**Task statement**
What lines below contain the word "icon"? Please pull each one out.

**Data records**
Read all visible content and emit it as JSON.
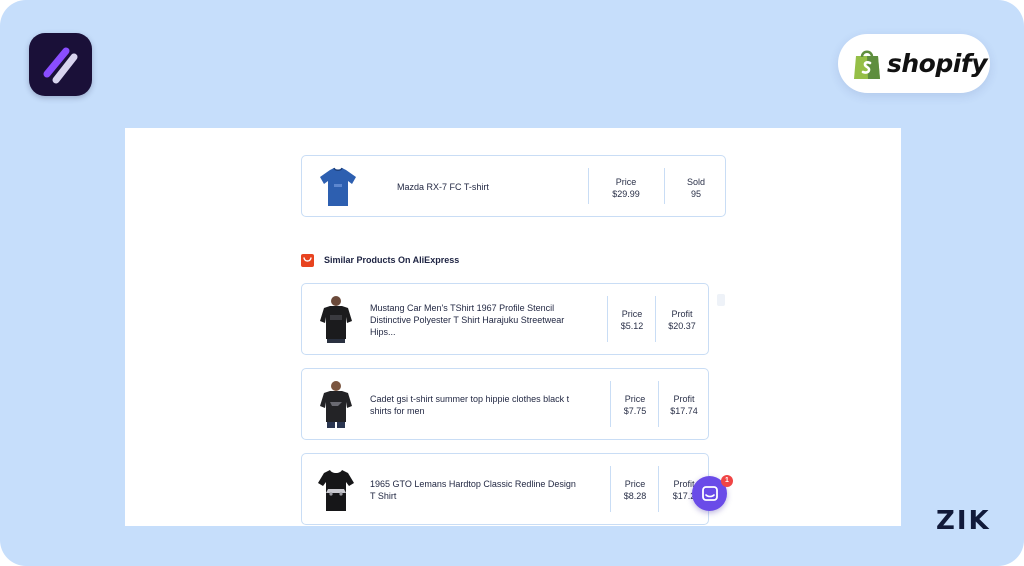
{
  "brand": {
    "shopify_wordmark": "shopify",
    "zik_wordmark": "ZIK"
  },
  "main_product": {
    "name": "Mazda RX-7 FC T-shirt",
    "price_label": "Price",
    "price_value": "$29.99",
    "sold_label": "Sold",
    "sold_value": "95",
    "icon": "blue-tshirt-icon"
  },
  "similar_section": {
    "title": "Similar Products On AliExpress",
    "icon": "aliexpress-icon"
  },
  "similar_products": [
    {
      "title": "Mustang Car Men's TShirt 1967 Profile Stencil Distinctive Polyester T Shirt Harajuku Streetwear Hips...",
      "price_label": "Price",
      "price_value": "$5.12",
      "profit_label": "Profit",
      "profit_value": "$20.37"
    },
    {
      "title": "Cadet gsi t-shirt summer top hippie clothes black t shirts for men",
      "price_label": "Price",
      "price_value": "$7.75",
      "profit_label": "Profit",
      "profit_value": "$17.74"
    },
    {
      "title": "1965 GTO Lemans Hardtop Classic Redline Design T Shirt",
      "price_label": "Price",
      "price_value": "$8.28",
      "profit_label": "Profit",
      "profit_value": "$17.2"
    }
  ],
  "chat": {
    "badge_count": "1",
    "icon": "chat-icon"
  },
  "colors": {
    "background": "#c6defb",
    "accent": "#6a4be8",
    "card_border": "#c9ddf5",
    "aliexpress": "#e8431f"
  }
}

**Answer area**
    "icon": "blue-tshirt-icon"
    "icon": "aliexpress-icon"
    "icon": "chat-icon"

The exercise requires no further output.